_Try it_
How many of the lines below hold the string "title"? Say only the number.

_Interface dataset entries_
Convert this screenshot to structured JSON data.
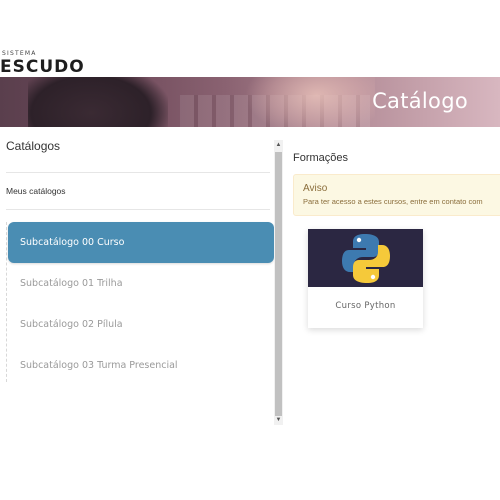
{
  "header": {
    "logo_small": "SISTEMA",
    "logo_big": "ESCUDO"
  },
  "banner": {
    "title": "Catálogo"
  },
  "left_panel": {
    "title": "Catálogos",
    "my_catalogs": "Meus catálogos",
    "items": [
      {
        "label": "Subcatálogo 00 Curso",
        "active": true
      },
      {
        "label": "Subcatálogo 01 Trilha",
        "active": false
      },
      {
        "label": "Subcatálogo 02 Pílula",
        "active": false
      },
      {
        "label": "Subcatálogo 03 Turma Presencial",
        "active": false
      }
    ]
  },
  "scrollbar": {
    "up_icon": "▲",
    "down_icon": "▼"
  },
  "right_panel": {
    "title": "Formações",
    "alert": {
      "title": "Aviso",
      "text": "Para ter acesso a estes cursos, entre em contato com"
    },
    "courses": [
      {
        "name": "Curso Python",
        "icon": "python-logo-icon"
      }
    ]
  },
  "colors": {
    "active_item": "#4a8db3",
    "alert_bg": "#fcf8e3",
    "alert_text": "#8a6d3b",
    "course_thumb_bg": "#2b2742"
  }
}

_Final answer_
4